After hearing about yet another police shooting, (this time Keith Lamont Scott in Charlotte, North Carolina on September 20th, 2016), I realized I needed to write an article about the lessons we can learn from the film, “Pride.” Detailing the tumultuous relationship between Welsh miners and London gay activists during the 1984 miners strike, the film demonstrates the need for allyship in social justice movements like Black Lives Matter.

About The Film

In “Pride,” gay rights activist Mark Ashton decides that London gays and lesbians should support the Welsh miners also suffering from Margaret Thatcher’s policies and threats.

Ashton and his activist friends create an organization called Lesbians and Gays Support The Miners (LGSM)and start advocating for the miners despite having no stake in their fight. Of course, that support is not easily accepted or easily given. Screenwriter Stephen Beresford and director Matthew Warchus made sure to emphasize that bias creates tensions between parties. These two groups unite through their disdain for Margaret Thatcher and personal common ground.

Note: Although the miners are defeated, it is an honorable defeat. The gay activists’ support allowed them to hold out longer than they ever could on their own, and the miners repay them by leading the following Pride March and approving the motion to enshrine gay and lesbian rights into the Labour Party’s Manifesto.

What the film teaches us

Even if we don’t succeed, alliances between underprivileged groups are not only beneficialbut necessary for any sort of progress. Takethe #noDAPL movement in North Dakota for example! A diverse compilation of individuals, including Black Lives Matter protesters and various Native Tribes with a history of tense relations with each other, are standing in solidarity against the Dakota Access Pipeline and defending their right for clean water.
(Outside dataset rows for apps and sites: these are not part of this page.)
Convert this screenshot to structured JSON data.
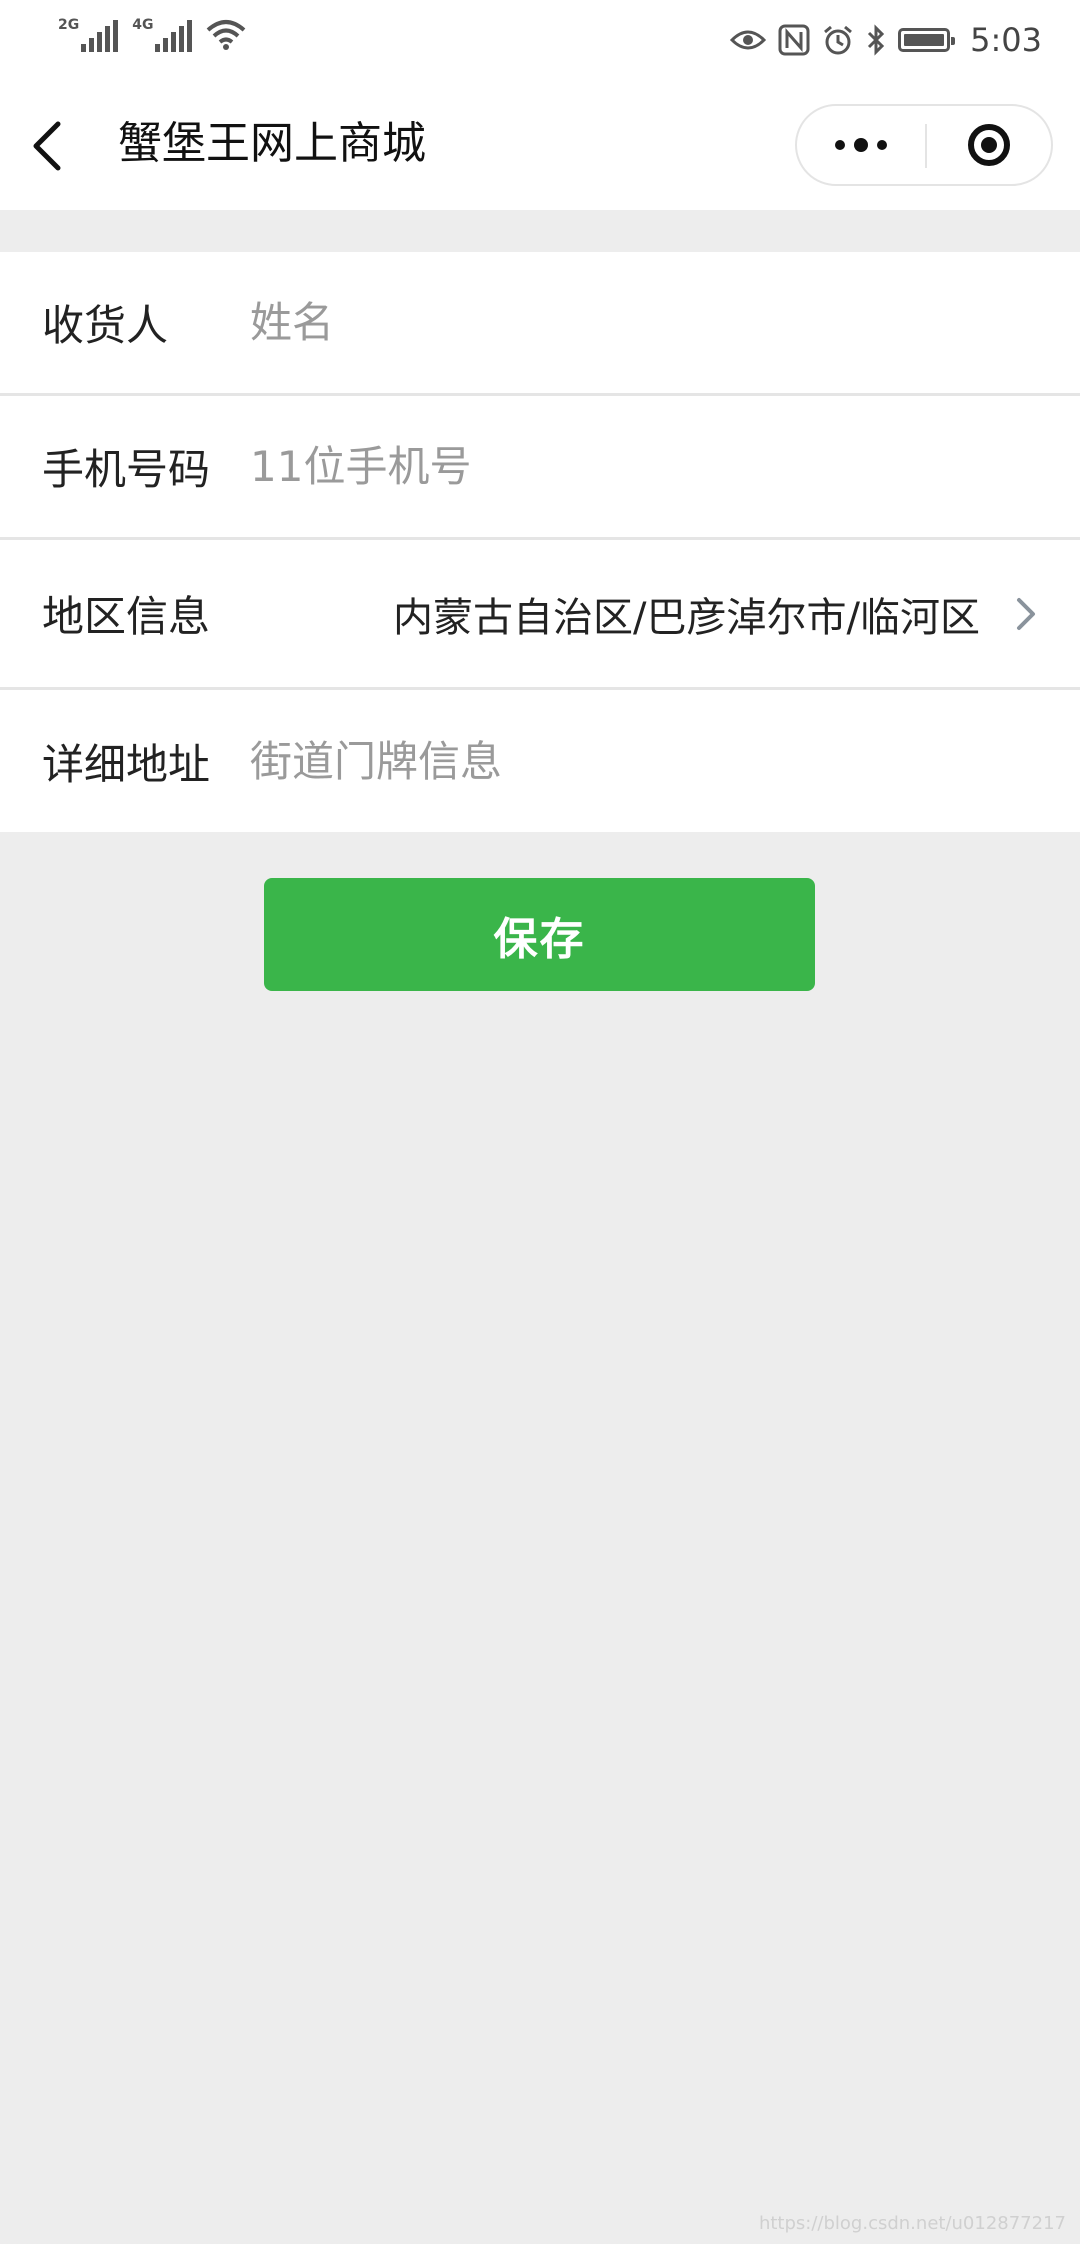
{
  "status_bar": {
    "network1": "2G",
    "network2": "4G",
    "time": "5:03",
    "icons": [
      "eye-icon",
      "nfc-icon",
      "alarm-icon",
      "bluetooth-icon",
      "battery-icon"
    ]
  },
  "header": {
    "title": "蟹堡王网上商城",
    "back_icon": "back-chevron-icon",
    "more_icon": "more-dots-icon",
    "close_icon": "close-target-icon"
  },
  "form": {
    "recipient": {
      "label": "收货人",
      "placeholder": "姓名",
      "value": ""
    },
    "phone": {
      "label": "手机号码",
      "placeholder": "11位手机号",
      "value": ""
    },
    "region": {
      "label": "地区信息",
      "value": "内蒙古自治区/巴彦淖尔市/临河区",
      "icon": "chevron-right-icon"
    },
    "address": {
      "label": "详细地址",
      "placeholder": "街道门牌信息",
      "value": ""
    }
  },
  "actions": {
    "save_label": "保存"
  },
  "colors": {
    "primary": "#3ab54a",
    "background": "#ededed"
  },
  "watermark": "https://blog.csdn.net/u012877217"
}
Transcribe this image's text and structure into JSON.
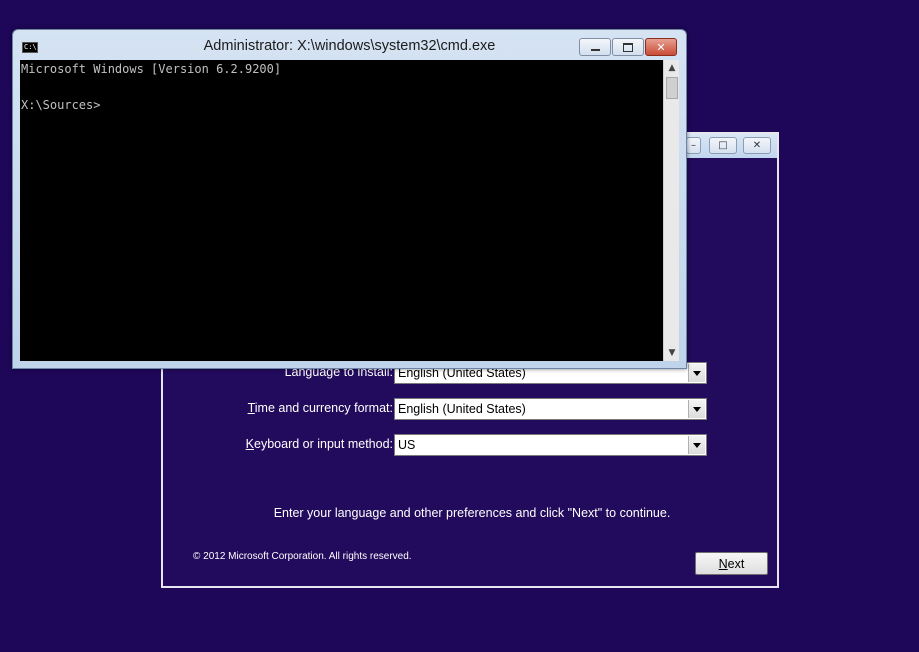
{
  "cmd": {
    "title": "Administrator: X:\\windows\\system32\\cmd.exe",
    "icon_label": "C:\\",
    "lines": [
      "Microsoft Windows [Version 6.2.9200]",
      "",
      "X:\\Sources>"
    ],
    "buttons": {
      "minimize": "minimize",
      "maximize": "maximize",
      "close": "✕"
    }
  },
  "setup": {
    "title_buttons": {
      "minimize": "–",
      "maximize": "□",
      "close": "✕"
    },
    "fields": [
      {
        "label_pre": "Langua",
        "label_u": "g",
        "label_post": "e to install:",
        "value": "English (United States)"
      },
      {
        "label_pre": "",
        "label_u": "T",
        "label_post": "ime and currency format:",
        "value": "English (United States)"
      },
      {
        "label_pre": "",
        "label_u": "K",
        "label_post": "eyboard or input method:",
        "value": "US"
      }
    ],
    "instruction": "Enter your language and other preferences and click \"Next\" to continue.",
    "copyright": "© 2012 Microsoft Corporation. All rights reserved.",
    "next_u": "N",
    "next_rest": "ext"
  }
}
The #noDAPL movement is a contemporary version of the miners strikes.

Those protesters know that to properly fight for our rights, we need to stop fighting each other. We need to support those who are oppressed differently. We must throw away the mentality that claims one oppression must be dismantled before the rest. And if you really think your oppression is the most important, think of it this way: won’t you need support for your fight, too?

If you help other oppressed groups first, they’ll help you later. Wouldn’t it be worth the time and energy to fight for them now if that ensures more resources for your own fight? If you can’t see why their fight matters, be selfish.

Do it for yourself

There is still every -ism and -hobia you can think of, and we need to band together to fix these social injustices. Yes, protests are necessary, but we can show our solidarity in the little things, like admitting that "Stonewall" is disgustingly whitewashed or recognizing the issues of saying All Lives Matter or just listening, really listening, to our underprivileged brothers, sisters, and siblings. A key part of success for social justice movements is alliances.

Whether Keith Lamont Scott had a gun or a book, I still support the protesters and anxiously await for the body cam video from Tuesday. I support Black Lives Matter.

And whether you are white, brown, black or something in between, take a lesson from "Pride" and listen to them. Support them. I’m sure they did or will support you once, too.